=== Section Start ===

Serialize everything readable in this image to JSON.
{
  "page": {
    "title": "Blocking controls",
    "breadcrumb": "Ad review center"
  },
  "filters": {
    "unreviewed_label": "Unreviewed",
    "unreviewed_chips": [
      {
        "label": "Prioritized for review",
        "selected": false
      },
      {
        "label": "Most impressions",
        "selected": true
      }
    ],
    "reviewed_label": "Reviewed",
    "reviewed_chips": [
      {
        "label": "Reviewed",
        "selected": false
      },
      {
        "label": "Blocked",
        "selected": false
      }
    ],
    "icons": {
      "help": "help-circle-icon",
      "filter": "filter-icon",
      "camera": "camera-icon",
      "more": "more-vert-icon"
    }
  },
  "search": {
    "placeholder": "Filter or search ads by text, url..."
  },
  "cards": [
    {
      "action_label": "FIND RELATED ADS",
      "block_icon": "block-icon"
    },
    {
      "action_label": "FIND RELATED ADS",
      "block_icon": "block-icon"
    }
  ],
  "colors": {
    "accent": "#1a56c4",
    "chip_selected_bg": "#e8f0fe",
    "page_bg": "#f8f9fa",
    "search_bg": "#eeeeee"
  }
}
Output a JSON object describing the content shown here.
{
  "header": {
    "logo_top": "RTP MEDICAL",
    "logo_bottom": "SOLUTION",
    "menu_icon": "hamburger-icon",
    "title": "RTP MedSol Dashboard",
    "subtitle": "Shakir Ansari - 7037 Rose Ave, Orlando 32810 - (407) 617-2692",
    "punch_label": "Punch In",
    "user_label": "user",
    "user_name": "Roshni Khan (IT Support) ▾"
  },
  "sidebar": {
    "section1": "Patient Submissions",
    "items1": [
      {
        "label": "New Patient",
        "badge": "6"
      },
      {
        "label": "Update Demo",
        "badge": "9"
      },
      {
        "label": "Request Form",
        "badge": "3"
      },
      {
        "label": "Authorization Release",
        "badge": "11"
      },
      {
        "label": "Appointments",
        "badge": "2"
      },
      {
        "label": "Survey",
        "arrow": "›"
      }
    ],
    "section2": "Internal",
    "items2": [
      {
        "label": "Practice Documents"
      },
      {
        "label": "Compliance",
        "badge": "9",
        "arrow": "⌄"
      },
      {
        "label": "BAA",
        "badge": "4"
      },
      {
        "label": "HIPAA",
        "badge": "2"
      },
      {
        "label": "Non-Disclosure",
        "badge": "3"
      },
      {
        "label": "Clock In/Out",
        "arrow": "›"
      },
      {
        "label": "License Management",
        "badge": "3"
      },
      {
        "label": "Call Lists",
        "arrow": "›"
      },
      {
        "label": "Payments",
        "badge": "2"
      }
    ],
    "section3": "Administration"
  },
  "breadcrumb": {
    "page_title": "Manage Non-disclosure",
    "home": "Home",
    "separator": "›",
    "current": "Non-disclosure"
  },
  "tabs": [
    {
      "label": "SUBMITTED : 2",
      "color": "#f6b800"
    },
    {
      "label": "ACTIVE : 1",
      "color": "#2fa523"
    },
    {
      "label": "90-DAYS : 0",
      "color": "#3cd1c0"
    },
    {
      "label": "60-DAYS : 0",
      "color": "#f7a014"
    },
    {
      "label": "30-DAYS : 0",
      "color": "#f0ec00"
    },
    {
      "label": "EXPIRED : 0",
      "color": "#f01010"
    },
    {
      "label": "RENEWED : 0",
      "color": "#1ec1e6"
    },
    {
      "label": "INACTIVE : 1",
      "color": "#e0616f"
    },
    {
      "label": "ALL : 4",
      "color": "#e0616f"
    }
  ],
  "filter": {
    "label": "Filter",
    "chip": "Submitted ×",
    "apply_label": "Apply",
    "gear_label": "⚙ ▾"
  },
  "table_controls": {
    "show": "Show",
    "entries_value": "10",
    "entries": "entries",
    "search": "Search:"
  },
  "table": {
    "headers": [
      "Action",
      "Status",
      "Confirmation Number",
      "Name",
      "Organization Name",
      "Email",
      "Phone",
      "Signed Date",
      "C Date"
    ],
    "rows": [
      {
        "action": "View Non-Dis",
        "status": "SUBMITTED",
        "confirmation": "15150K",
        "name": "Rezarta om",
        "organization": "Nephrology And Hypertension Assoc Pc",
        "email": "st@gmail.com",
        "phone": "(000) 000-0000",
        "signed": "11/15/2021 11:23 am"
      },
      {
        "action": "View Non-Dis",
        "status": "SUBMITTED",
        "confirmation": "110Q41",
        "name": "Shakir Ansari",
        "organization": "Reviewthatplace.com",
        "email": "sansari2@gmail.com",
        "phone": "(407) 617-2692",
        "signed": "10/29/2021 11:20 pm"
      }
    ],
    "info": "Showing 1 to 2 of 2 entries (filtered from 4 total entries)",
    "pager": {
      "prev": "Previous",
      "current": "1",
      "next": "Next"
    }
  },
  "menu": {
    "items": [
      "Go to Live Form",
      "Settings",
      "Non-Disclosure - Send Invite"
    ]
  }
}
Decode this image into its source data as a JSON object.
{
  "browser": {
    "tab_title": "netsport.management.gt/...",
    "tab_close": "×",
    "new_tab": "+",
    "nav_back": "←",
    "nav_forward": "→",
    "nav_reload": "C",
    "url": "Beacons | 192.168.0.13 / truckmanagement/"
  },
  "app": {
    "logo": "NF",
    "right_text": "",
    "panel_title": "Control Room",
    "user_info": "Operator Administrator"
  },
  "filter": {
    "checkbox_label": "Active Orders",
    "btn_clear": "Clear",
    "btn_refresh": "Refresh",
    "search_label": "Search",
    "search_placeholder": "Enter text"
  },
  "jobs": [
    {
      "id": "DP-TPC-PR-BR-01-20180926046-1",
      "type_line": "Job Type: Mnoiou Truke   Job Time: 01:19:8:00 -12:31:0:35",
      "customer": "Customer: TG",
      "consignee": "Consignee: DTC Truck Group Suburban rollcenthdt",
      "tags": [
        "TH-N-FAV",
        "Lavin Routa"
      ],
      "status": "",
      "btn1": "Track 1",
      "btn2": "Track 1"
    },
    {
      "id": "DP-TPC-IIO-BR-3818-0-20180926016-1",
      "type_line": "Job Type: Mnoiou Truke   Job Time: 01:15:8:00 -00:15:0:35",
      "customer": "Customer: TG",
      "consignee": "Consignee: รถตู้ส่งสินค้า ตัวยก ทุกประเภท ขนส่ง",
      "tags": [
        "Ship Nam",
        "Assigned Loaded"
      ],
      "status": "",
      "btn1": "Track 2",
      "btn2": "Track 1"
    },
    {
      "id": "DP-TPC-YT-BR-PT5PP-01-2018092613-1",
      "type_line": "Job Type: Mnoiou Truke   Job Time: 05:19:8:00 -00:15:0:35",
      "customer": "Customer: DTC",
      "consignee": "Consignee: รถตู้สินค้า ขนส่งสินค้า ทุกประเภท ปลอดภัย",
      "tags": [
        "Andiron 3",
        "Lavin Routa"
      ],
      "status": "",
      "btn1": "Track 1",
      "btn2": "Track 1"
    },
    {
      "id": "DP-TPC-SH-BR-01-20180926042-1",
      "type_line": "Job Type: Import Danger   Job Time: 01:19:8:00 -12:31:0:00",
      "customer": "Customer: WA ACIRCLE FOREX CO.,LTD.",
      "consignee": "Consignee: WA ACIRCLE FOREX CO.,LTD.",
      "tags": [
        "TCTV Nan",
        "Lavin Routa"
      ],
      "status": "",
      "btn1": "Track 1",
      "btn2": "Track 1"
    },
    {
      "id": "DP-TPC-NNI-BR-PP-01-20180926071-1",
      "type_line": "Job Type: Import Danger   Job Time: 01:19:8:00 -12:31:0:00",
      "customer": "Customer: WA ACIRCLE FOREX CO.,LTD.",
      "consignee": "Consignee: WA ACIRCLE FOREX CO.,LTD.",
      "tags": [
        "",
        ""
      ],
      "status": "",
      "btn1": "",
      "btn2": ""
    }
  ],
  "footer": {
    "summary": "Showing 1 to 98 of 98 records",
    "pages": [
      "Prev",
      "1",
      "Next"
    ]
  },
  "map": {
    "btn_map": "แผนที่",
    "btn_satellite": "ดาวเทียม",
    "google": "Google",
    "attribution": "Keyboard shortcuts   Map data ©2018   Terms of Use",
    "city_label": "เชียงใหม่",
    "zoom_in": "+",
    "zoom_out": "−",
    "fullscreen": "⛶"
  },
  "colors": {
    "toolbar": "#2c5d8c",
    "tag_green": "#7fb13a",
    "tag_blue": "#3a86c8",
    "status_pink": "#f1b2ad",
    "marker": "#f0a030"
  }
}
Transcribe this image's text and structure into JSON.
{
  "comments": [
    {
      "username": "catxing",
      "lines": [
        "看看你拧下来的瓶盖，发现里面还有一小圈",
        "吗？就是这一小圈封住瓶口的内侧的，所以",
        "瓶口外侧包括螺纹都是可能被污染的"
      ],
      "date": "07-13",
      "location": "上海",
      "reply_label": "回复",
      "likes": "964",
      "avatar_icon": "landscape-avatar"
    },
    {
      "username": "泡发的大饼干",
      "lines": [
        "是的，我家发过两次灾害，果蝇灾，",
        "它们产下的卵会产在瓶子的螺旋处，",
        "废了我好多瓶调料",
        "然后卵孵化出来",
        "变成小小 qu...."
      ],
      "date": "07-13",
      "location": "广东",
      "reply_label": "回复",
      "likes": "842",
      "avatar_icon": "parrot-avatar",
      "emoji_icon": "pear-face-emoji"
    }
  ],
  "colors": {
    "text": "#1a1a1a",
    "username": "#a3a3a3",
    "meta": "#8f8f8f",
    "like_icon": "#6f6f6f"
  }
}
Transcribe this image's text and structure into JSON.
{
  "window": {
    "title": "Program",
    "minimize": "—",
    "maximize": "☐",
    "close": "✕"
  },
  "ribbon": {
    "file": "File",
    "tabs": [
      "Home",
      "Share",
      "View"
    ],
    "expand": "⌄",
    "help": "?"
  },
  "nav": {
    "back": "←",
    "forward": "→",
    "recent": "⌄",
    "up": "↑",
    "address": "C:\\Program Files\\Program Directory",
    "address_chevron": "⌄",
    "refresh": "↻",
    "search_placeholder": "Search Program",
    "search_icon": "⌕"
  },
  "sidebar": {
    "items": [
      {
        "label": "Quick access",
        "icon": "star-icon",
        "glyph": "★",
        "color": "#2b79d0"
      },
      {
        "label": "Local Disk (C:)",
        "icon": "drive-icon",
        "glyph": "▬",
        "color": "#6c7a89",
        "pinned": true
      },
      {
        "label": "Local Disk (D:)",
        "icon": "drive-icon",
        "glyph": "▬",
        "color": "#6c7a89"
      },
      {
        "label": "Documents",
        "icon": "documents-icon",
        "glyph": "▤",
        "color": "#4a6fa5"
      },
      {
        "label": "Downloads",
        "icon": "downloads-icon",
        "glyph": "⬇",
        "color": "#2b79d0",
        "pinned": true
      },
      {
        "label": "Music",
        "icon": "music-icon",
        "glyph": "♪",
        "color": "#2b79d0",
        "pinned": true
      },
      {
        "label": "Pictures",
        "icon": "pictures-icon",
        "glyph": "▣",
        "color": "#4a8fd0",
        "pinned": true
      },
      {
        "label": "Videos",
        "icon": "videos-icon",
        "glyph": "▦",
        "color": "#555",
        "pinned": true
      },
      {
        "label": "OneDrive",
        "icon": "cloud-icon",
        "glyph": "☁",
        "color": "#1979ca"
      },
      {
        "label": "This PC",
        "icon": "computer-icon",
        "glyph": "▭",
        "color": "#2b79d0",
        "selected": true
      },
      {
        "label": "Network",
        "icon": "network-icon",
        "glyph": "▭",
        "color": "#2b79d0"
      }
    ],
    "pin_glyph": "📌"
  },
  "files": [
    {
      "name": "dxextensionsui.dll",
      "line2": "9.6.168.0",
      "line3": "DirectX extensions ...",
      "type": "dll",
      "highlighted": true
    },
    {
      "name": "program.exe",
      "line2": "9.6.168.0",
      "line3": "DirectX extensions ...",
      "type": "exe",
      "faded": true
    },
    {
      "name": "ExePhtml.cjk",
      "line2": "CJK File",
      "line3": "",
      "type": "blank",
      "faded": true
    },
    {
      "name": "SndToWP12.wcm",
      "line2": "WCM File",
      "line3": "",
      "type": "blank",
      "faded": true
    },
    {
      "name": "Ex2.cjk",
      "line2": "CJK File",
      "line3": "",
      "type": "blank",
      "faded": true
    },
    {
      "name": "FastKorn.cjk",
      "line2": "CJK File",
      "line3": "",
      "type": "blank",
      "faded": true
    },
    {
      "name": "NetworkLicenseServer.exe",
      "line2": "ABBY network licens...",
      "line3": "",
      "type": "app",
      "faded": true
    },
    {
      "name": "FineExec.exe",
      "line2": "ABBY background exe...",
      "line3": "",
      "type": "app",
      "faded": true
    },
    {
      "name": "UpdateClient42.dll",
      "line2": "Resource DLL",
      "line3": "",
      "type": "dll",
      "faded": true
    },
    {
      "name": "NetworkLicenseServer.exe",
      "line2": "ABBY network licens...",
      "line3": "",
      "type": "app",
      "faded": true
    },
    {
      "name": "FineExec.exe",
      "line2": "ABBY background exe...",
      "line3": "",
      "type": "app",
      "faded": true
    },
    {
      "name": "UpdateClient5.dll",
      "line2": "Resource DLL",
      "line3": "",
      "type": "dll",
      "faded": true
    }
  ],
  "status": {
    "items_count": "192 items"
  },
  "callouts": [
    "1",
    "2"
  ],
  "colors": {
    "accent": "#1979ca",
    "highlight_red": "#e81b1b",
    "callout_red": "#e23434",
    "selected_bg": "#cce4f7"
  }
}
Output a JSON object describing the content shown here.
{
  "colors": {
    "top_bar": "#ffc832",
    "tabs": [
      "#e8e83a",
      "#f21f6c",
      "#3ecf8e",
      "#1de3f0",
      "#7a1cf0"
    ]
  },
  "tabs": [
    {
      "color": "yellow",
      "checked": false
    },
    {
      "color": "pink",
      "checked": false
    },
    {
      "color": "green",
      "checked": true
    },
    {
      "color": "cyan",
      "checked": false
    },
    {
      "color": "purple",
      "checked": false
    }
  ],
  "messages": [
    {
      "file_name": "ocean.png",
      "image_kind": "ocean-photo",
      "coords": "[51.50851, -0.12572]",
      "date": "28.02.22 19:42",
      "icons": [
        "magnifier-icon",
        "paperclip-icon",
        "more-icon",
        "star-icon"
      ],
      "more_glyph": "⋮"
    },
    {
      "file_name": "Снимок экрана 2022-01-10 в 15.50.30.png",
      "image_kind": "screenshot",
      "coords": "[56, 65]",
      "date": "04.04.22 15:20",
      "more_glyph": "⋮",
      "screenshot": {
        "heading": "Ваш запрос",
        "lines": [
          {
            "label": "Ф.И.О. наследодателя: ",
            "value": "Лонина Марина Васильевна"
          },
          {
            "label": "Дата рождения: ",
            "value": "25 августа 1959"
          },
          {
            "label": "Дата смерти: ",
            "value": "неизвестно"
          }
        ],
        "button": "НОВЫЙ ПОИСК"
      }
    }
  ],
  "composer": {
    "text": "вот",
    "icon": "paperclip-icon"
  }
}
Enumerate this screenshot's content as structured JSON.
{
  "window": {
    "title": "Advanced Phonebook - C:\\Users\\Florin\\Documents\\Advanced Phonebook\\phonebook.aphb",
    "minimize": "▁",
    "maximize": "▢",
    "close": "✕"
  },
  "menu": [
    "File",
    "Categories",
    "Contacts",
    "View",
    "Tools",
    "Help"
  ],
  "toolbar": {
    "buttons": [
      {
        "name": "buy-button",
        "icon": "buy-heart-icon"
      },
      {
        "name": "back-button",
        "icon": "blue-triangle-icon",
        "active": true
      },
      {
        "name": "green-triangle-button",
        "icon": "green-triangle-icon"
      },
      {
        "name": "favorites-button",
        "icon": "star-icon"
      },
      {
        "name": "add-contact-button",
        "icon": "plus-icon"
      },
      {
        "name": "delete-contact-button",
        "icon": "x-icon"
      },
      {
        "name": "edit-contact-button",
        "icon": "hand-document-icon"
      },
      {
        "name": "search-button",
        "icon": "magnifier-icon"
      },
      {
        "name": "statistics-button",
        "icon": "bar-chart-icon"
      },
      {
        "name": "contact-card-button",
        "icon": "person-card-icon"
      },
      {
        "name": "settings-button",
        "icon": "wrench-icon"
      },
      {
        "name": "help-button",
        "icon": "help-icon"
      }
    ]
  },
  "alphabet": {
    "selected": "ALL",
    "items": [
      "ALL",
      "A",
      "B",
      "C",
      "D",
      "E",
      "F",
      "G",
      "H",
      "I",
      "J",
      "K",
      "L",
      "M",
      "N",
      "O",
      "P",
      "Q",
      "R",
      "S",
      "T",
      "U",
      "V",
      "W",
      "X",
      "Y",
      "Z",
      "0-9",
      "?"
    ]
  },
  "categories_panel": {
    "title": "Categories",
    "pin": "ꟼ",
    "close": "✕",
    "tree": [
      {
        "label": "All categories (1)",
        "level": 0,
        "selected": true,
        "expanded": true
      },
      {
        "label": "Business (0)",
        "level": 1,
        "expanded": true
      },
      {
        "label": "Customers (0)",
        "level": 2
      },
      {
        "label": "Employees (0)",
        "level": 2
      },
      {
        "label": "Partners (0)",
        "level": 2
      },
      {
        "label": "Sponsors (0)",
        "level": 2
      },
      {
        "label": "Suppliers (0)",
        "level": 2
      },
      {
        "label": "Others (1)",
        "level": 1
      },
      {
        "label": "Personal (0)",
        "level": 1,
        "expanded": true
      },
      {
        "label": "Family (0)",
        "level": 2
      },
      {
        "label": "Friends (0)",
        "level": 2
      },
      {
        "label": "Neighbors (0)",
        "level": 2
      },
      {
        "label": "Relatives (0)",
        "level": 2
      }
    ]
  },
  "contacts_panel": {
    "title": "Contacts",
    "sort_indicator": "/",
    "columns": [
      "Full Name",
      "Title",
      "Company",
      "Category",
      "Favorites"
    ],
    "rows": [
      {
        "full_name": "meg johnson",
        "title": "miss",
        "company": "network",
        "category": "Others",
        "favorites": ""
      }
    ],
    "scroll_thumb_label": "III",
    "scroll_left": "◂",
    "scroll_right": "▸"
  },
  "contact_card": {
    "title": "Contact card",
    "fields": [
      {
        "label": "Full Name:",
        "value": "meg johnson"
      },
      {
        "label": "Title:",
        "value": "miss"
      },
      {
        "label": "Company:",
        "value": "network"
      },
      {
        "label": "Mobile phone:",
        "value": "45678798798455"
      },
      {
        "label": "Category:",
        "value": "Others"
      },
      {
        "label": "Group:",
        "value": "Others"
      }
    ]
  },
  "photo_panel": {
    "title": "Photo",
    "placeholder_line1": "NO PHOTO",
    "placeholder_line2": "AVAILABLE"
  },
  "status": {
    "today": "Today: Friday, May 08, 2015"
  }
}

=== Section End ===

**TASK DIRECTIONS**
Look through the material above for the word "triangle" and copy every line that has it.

**OUTPUT FOR THIS EXERCISE**
        "icon": "blue-triangle-icon",
        "name": "green-triangle-button",
        "icon": "green-triangle-icon"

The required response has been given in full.